[Stored items]

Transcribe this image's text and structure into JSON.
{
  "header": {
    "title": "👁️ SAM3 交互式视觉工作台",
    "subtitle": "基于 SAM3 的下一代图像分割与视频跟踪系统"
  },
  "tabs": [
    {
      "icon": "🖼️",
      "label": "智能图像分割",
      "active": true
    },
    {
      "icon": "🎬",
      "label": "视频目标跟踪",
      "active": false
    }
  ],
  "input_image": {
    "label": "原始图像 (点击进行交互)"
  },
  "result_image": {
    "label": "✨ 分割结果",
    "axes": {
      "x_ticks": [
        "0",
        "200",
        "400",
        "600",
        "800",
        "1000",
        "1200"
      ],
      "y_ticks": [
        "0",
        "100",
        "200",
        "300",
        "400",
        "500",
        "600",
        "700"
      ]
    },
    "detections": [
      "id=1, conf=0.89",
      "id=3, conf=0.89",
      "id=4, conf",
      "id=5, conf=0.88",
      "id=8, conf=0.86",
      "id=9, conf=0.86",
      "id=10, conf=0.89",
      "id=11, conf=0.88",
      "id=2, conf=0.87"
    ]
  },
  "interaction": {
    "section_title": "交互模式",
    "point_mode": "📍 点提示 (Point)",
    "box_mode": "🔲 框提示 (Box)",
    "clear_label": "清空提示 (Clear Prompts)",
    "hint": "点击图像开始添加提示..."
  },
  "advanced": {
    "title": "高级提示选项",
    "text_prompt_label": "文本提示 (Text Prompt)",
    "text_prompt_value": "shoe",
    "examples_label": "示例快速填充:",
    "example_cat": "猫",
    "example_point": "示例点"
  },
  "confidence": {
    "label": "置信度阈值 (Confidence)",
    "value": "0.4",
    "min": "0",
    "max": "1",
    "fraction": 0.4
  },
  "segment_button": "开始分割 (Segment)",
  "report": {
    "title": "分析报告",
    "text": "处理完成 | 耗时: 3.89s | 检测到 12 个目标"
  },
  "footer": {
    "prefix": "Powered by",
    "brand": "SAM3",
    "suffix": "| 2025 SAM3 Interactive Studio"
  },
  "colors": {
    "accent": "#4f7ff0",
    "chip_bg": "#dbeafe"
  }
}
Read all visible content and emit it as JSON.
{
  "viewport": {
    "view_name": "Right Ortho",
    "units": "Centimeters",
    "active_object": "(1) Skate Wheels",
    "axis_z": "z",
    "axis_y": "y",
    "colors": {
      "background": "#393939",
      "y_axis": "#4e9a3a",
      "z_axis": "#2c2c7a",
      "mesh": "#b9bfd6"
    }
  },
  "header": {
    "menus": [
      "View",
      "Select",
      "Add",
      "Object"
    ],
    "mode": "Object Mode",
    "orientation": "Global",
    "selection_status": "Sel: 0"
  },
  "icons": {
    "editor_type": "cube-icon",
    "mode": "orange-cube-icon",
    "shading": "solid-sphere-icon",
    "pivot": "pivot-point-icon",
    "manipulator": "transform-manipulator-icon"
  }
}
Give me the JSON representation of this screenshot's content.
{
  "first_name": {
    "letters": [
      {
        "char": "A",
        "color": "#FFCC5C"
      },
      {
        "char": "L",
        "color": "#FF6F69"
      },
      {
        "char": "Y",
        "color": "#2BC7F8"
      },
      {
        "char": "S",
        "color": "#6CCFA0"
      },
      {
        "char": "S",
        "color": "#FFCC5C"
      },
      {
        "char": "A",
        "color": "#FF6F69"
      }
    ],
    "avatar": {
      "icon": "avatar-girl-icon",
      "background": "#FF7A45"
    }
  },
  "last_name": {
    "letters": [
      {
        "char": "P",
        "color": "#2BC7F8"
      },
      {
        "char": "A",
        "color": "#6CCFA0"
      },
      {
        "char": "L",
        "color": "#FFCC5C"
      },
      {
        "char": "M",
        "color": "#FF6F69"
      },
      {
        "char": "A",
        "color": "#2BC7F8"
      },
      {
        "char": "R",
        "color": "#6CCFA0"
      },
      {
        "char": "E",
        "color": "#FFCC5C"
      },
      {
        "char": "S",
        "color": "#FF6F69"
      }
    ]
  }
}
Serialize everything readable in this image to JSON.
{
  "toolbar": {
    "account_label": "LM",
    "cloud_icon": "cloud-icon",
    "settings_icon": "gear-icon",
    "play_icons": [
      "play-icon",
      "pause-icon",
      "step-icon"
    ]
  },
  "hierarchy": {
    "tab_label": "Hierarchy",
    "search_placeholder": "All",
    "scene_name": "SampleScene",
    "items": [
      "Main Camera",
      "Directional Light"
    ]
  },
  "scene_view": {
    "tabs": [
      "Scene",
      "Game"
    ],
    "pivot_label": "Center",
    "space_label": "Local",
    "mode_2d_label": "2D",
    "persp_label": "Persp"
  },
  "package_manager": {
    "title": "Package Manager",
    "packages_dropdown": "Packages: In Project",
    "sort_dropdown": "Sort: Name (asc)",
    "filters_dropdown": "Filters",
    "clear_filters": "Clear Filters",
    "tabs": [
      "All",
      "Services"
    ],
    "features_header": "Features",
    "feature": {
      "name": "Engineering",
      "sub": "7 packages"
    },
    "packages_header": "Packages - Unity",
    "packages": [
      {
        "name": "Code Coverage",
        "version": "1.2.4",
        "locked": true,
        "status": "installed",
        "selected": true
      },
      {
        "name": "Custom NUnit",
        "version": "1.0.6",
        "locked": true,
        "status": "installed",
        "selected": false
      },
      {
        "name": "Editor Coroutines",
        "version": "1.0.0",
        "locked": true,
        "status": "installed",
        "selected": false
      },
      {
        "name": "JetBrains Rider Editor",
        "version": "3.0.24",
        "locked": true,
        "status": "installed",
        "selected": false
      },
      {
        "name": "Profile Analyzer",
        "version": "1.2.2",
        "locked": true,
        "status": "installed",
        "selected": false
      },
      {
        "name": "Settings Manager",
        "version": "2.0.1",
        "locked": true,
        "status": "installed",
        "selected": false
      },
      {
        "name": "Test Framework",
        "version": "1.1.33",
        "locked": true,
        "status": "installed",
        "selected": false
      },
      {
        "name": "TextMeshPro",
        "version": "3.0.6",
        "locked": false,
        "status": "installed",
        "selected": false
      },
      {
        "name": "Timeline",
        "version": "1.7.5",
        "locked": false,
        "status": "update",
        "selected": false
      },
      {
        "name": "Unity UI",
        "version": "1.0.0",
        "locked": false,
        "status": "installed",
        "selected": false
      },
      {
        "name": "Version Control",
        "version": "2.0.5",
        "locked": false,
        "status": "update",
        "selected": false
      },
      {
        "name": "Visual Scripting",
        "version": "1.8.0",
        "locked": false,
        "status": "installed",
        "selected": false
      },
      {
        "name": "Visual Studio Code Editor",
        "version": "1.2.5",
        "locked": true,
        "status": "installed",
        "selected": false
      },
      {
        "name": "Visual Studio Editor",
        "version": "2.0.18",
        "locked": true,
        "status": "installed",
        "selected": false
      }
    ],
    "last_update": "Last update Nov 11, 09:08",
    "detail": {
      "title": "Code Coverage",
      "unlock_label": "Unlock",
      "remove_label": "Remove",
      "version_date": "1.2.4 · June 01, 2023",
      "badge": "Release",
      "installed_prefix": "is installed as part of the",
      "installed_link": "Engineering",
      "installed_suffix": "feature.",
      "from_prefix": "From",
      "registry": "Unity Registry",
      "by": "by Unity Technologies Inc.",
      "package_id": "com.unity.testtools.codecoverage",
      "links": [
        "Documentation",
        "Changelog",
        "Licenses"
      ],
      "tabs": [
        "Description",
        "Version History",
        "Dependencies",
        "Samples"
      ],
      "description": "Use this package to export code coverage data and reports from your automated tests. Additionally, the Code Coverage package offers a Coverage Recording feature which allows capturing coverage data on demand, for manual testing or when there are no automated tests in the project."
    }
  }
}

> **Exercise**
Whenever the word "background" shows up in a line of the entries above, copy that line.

> **Written answer**
      "background": "#393939",
      "background": "#FF7A45"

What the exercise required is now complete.